Volunteer trip leaders form their groups independently (usually 12 to 20 people), and then contact Tabitha Cambodia well in advance to arrange trip dates.  The volunteers are supported in Cambodia by Tabitha staff who help coordinate logistics for building, hotel reservations outside Phnom Penh and transportation. Tabitha hires contractors to construct the foundation and frame out the basic structure for the new houses; volunteers install floors and walls over the course of two or three days’ work. 

A typical house-building trip begins with a cultural orientation session by Tabitha staff in Phnom Penh, and includes visits to some of Cambodia’s important historic sites in the city. The team then travels to a project site to carry out the work. Builders often choose to spend another three to four days in Cambodia to explore on their own.

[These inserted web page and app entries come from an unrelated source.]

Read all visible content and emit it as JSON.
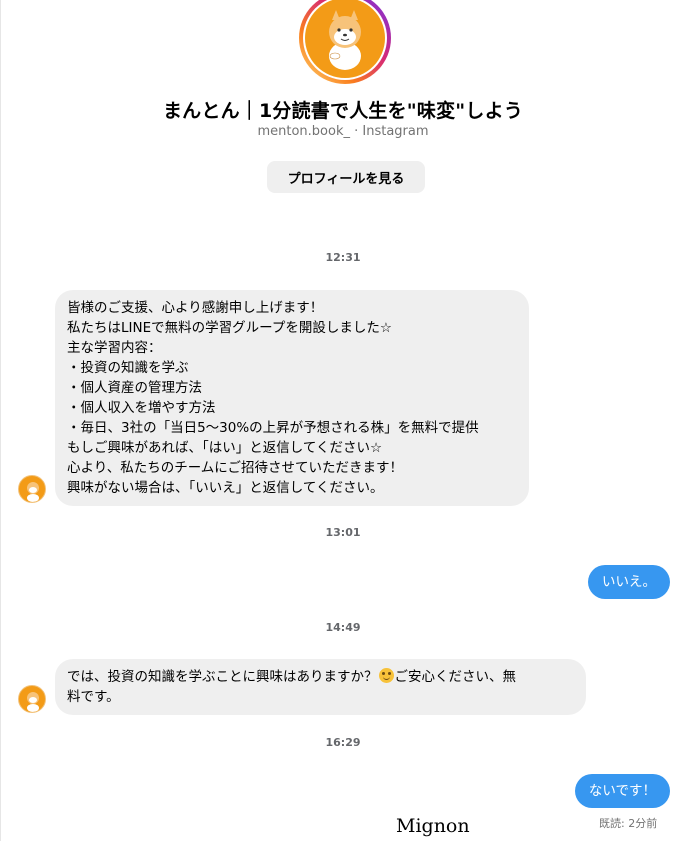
{
  "profile": {
    "name": "まんとん｜1分読書で人生を\"味変\"しよう",
    "username": "menton.book_",
    "platform": "Instagram",
    "separator": " · ",
    "view_profile_label": "プロフィールを見る",
    "avatar_icon": "shiba-dog-mascot-icon"
  },
  "messages": [
    {
      "time": "12:31",
      "direction": "incoming",
      "lines": [
        "皆様のご支援、心より感謝申し上げます！",
        "私たちはLINEで無料の学習グループを開設しました☆",
        "主な学習内容：",
        "・投資の知識を学ぶ",
        "・個人資産の管理方法",
        "・個人収入を増やす方法",
        "・毎日、3社の「当日5～30%の上昇が予想される株」を無料で提供",
        "もしご興味があれば、「はい」と返信してください☆",
        "心より、私たちのチームにご招待させていただきます！",
        "興味がない場合は、「いいえ」と返信してください。"
      ]
    },
    {
      "time": "13:01",
      "direction": "outgoing",
      "text": "いいえ。"
    },
    {
      "time": "14:49",
      "direction": "incoming",
      "line1_before_emoji": "では、投資の知識を学ぶことに興味はありますか？",
      "emoji_icon": "smiling-face-emoji-icon",
      "line1_after_emoji": "ご安心ください、無",
      "line2": "料です。"
    },
    {
      "time": "16:29",
      "direction": "outgoing",
      "text": "ないです！",
      "read_receipt": "既読: 2分前"
    }
  ],
  "watermark": "Mignon",
  "colors": {
    "outgoing_bubble": "#3797f0",
    "incoming_bubble": "#efefef",
    "avatar_orange": "#f39b17",
    "muted_text": "#737373"
  }
}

Tabitha Cambodia has been active since 1994, focusing on projects that contribute to the sustained economic advancement of Cambodian families.  Tabitha USA is an IRS 501(c)(3) organization, created to raise funds and support for Tabitha Cambodia.  Tabitha USA provides general advice about house-building trips but does not organize or sponsor trips.  Tabitha USA issues acknowledgement letters (tax receipts) to recognize that donations are fully tax-exempt.  Read more at www.TabithaUSA.org.

Sample Six-Day Itinerary

Day 1

– Team members arrive in Phnom Penh by 5:00 pm for a welcome dinner, team “meet and greet”

Day 2

– Lighter activities as team adjusts to time zone

– Visit and learn about other effective nonprofit organizations in Phnom Penh

– Visit Tuol Sleng prison (S-21) and the Killing Fields

Day 3

– Morning orientation at Tabitha headquarters; learn about Tabitha’s history, economic development model, and integrated programs; time to shop at Tabitha’s showroom of silk products

– Depart for house-building site

– Check into hotel near site

– Team dinner

Day 4

– House-building (picnic lunch on site)

– Evening dinner with the team

Day 5

– House-building (picnic lunch on site)

– Evening dinner with the team

Day 6

– Finish house-building

– Dedication ceremony for families moving in

– Visit to some local villages participating in Tabitha’s community development projects

– Farewell lunch or dinner

– Travel back to Phnom Penh or on to Siem Reap to tour Angkor temples

Other Background Information

Cambodia is a developing country.  Building teams expose themselves to certain health and safety risks and should be aware that they will be working in unfamiliar circumstances and conditions. Builders should be fit and prepared to undertake two days of manual labor in hot and humid conditions.

It is recommended that builders contact a doctor several months before traveling, and check the Centers for Disease Control website for recommended vaccines (such as malaria pills and a typhoid vaccine).  Travel insurance or emergency health insurance, which is inexpensive to purchase for a single trip, is also recommended to cover an emergency evacuation.

Each team of builders is expected to raise funds to support the cost of building and the overall community development program.  Tabitha requires a minimum of six houses to be built per team, plus at least a $1,500 donation toward the community development program. The number of houses that can be built depends on the size and fitness of the group, the funds raised, and the time available.  A team of 10 might build 10-15 houses; a team of 20 might build 25-35.  Any funds raised in excess of housing materials and the $1,500 donation are used to help even more families in the community development program.  Each Cambodian family receiving a home contributes a portion of the cost, usually between $25 and $100. It may take nearly four years for a family to save this amount, and it is a huge effort for them.